  3. Wild Thyme


Wild Thyme is by far the most widespread and abundant of the thyme species. Walk across a chalk grassland in summer and its fragrance will punctuate the warm air around you - a delightful, sensory experience. Often forming mats low to the ground, it can also be found growing in short-turfed pastures and meadows, and on cliffs, walls and rocky places.

How to identify

An aromatic, creeping perennial, Wild Thyme has oval leaves that appear in pairs along its stems, and densely packed heads of pinky-purple flowers that appear from June to September.

Where to find it

Widespread in the south-east of England, patchy distribution elsewhere but can be found in Scotland and Northern Ireland.


When to find it

  • June
  • July
  • August
  • September

How can people help

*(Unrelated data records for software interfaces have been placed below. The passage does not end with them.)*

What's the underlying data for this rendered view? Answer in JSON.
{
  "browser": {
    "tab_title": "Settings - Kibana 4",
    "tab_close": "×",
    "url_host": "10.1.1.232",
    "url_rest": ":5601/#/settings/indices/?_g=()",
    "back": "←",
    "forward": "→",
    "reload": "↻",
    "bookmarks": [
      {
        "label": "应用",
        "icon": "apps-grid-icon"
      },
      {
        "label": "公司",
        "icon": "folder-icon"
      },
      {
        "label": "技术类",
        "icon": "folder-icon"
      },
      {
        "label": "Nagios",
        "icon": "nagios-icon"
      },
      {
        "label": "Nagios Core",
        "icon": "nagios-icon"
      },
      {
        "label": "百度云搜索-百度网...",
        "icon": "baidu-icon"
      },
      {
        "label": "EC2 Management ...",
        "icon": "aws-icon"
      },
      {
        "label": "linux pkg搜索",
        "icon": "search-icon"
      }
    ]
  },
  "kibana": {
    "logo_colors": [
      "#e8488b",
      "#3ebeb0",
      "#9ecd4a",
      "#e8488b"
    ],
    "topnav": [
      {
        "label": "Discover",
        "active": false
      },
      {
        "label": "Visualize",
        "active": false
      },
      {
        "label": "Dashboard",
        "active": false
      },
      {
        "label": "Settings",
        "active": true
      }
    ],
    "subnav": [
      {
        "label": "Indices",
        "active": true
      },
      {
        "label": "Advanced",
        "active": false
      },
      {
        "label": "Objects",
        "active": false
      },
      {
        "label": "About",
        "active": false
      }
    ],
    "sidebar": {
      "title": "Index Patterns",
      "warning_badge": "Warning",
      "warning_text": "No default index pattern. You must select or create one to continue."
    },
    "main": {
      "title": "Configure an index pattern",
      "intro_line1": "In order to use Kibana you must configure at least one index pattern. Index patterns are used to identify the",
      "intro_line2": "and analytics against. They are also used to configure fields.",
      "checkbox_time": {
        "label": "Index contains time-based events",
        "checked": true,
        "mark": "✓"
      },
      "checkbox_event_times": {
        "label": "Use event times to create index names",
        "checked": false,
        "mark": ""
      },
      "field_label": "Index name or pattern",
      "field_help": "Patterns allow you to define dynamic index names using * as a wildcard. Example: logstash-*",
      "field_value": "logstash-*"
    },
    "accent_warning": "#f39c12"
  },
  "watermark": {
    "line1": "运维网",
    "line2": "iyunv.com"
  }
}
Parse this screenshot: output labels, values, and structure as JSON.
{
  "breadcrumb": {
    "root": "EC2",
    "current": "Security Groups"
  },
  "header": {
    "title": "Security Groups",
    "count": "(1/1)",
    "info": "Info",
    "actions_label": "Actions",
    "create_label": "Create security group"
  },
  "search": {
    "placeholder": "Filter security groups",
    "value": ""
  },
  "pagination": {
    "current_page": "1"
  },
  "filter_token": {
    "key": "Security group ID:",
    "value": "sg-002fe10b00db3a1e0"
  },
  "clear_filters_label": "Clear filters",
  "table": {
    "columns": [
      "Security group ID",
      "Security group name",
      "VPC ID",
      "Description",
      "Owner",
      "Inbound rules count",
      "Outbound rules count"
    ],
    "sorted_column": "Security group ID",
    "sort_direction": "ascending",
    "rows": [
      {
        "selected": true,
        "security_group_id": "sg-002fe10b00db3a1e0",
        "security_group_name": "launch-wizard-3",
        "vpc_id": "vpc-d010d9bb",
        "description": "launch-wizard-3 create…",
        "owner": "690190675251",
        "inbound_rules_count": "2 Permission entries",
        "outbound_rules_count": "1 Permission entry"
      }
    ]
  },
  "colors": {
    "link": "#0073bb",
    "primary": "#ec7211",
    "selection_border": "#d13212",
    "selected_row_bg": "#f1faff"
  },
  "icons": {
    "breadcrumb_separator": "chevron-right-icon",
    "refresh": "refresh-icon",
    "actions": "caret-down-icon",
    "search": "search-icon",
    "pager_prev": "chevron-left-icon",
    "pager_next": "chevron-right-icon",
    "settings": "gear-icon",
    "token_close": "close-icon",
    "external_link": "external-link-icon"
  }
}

Areas of rare and unique wildlife, chalk grasslands have been likened to rainforest for the diversity of species they hold. But they are being lost at an alarming rate due to changes in land use causing the decline of grazing: it's estimated that we've lost 80% of our chalk grassland over the last 60 years. The Wildlife Trusts manage many grassland nature reserves for the benefit of the rare wildlife they hold. You can help too: volunteer for your local Wildlife Trust and you could be involved in everything from scrub-cutting to stockwatching.

Local information

The Chilterns Chalk Grassland project was a BBOWT project to restore and enhance this habitat on 12 nature reserves for the benefit of many species including wild thyme. These reserves included College Lake, Chinnor Hill, Oakley Hill, Dancersend and Warburg Nature Reserve. Current BBOWT projects include the Living Landscapes and the Bernwood Forest project.

Please join your local wildlife trust today

Please join your local wildlife trust today

Please join your local wildlife trust today

Species information

Common name
Wild Thyme
Latin name
Thymus polytrichus
Height: up to 5cm
Conservation status